Archaeologists tried to reconstruct the environmental history of the region and presence of prehistoric settlements. However, the biggest issue back in the 1950s and 1960s was with the dates. In the absence of proper stratigraphy, it was difficult to understand the site’s relative date, which compensates for the lack of scientific dates.
In such a situation, archaeologists started to look at a few Harappan and early food-producing sites like Bangladesh’s Rangpur and Gujarat’s Loteshwar, where microliths were reported from the lowest levels. Period I at Loteshwar and Santali has revealed that aceramic hunter-gathers subsisted on the remains of wild water buffalos, blackbucks, chinkaras, small and large deer, nilgais, boars, and onagers. The Loteshwar Period I was primarily identified as a hunting station for blackbucks, as Santali Period I was for wild buffalo.

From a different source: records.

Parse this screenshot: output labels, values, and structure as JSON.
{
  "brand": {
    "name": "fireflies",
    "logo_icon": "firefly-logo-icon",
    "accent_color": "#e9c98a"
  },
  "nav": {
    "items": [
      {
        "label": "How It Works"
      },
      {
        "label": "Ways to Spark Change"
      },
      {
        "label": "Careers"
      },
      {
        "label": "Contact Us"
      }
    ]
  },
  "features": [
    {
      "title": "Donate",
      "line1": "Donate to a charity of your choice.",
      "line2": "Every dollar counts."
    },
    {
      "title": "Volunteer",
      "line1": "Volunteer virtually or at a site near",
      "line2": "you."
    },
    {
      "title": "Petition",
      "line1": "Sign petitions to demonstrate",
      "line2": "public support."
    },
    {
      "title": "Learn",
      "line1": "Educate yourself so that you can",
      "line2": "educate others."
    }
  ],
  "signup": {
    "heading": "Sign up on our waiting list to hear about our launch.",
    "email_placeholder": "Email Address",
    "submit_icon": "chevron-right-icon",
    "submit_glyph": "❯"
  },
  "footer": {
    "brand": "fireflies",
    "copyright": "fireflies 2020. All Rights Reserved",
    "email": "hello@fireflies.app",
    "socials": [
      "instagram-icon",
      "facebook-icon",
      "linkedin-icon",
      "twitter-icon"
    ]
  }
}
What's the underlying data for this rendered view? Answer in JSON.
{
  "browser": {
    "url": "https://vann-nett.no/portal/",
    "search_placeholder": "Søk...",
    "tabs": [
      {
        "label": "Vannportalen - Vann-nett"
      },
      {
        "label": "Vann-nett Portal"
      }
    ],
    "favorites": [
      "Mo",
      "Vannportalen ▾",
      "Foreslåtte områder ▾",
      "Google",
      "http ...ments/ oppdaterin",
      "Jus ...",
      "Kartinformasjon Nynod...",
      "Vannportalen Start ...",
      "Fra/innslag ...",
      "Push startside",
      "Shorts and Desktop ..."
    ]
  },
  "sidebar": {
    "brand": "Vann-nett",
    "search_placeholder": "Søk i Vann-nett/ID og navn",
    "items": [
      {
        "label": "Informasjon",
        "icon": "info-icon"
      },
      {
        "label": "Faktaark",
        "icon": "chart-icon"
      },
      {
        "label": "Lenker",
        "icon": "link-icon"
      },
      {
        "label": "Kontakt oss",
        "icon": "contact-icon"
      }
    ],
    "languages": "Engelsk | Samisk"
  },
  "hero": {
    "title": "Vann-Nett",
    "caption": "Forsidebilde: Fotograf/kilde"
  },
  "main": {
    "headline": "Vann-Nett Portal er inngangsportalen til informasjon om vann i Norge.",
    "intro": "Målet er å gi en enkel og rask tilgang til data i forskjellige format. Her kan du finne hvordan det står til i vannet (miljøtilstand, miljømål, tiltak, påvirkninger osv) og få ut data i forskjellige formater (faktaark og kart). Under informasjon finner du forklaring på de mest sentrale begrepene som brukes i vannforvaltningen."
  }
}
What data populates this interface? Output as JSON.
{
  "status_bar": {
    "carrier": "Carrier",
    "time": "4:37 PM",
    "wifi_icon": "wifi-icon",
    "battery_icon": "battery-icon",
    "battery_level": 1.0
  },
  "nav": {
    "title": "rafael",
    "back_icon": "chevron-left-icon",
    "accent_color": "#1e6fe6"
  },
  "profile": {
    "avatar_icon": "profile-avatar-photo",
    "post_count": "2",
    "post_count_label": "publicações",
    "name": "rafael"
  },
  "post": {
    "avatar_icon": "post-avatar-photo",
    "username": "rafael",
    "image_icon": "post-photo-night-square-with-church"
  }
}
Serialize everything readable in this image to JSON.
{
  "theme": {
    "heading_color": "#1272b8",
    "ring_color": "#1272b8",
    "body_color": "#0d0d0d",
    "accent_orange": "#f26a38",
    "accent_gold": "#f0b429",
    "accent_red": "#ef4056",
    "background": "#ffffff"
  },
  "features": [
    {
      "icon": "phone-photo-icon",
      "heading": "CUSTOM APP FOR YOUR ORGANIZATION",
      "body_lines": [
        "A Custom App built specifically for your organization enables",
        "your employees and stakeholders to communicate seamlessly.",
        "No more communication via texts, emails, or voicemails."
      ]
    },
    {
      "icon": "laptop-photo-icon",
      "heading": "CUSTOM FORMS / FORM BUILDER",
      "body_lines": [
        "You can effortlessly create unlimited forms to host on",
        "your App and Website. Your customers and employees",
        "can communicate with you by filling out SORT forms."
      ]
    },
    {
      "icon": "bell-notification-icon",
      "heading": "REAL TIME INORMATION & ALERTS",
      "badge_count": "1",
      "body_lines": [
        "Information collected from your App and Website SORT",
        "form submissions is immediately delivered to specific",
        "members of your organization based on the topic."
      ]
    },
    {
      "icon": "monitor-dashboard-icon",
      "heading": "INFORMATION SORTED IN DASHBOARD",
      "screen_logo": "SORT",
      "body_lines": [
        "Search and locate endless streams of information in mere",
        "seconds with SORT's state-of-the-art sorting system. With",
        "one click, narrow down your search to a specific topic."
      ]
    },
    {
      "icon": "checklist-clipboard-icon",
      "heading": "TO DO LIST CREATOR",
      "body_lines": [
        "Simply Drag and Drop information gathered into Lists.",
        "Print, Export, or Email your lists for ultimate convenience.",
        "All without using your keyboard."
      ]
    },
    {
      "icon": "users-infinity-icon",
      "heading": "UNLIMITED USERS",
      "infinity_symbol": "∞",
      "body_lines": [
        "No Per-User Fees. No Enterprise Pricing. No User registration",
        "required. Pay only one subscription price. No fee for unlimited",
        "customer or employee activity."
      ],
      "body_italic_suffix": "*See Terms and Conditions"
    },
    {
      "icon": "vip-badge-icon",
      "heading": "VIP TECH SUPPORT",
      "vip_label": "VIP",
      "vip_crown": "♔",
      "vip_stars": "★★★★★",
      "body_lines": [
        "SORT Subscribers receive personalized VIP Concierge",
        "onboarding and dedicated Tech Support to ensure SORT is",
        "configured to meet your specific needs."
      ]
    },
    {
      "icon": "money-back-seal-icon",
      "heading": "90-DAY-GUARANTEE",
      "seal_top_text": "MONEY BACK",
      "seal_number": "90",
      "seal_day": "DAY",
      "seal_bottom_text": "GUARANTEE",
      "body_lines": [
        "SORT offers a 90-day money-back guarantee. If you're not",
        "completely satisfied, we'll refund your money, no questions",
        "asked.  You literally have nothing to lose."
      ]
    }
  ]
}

Period II is the Chalcolithic or copper-using period when people slowly moved away from hunting-based economy towards agro-pastoralism and food production.
Interestingly, Loteshwar Period I and Santali Period I are dated to circa 7100-5600 BCE, clearly suggesting that microlithic-using hunter-gatherers communities inhabited the sand dunes of north Gujarat, making them more or less contemporary to Period I at Mehrgarh site in Balochistan, Pakistan. Not only does this place these microlith sites, including Langhnaj, in the same timeframe as Harappan settlements like Dholavira and Lothal, but it also indicates their coexistence.